- Task to carry out:
Would you count how many lines of the entries below include the word "access"? Give nothing but the number.

_ _ _

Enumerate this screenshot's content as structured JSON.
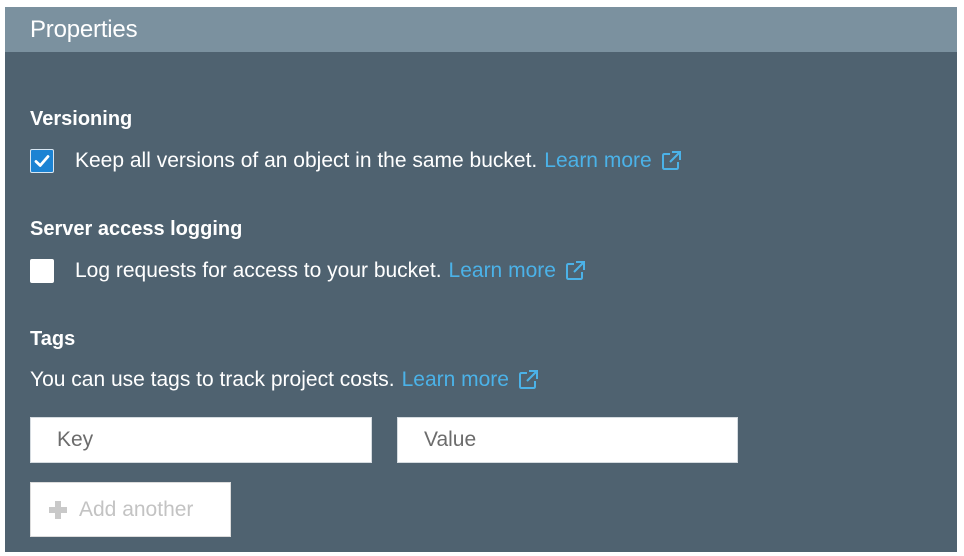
{
  "panel": {
    "title": "Properties"
  },
  "versioning": {
    "title": "Versioning",
    "checked": true,
    "description": "Keep all versions of an object in the same bucket.",
    "link_label": "Learn more",
    "link_icon": "external-link-icon"
  },
  "logging": {
    "title": "Server access logging",
    "checked": false,
    "description": "Log requests for access to your bucket.",
    "link_label": "Learn more",
    "link_icon": "external-link-icon"
  },
  "tags": {
    "title": "Tags",
    "description": "You can use tags to track project costs.",
    "link_label": "Learn more",
    "link_icon": "external-link-icon",
    "key_placeholder": "Key",
    "value_placeholder": "Value",
    "key_value": "",
    "value_value": "",
    "add_label": "Add another",
    "add_icon": "plus-icon"
  },
  "colors": {
    "panel_background": "#4f6270",
    "header_background": "#7b919f",
    "link": "#4bb2e8",
    "checkbox_checked": "#1c83d3"
  }
}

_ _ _

- Expected answer:
2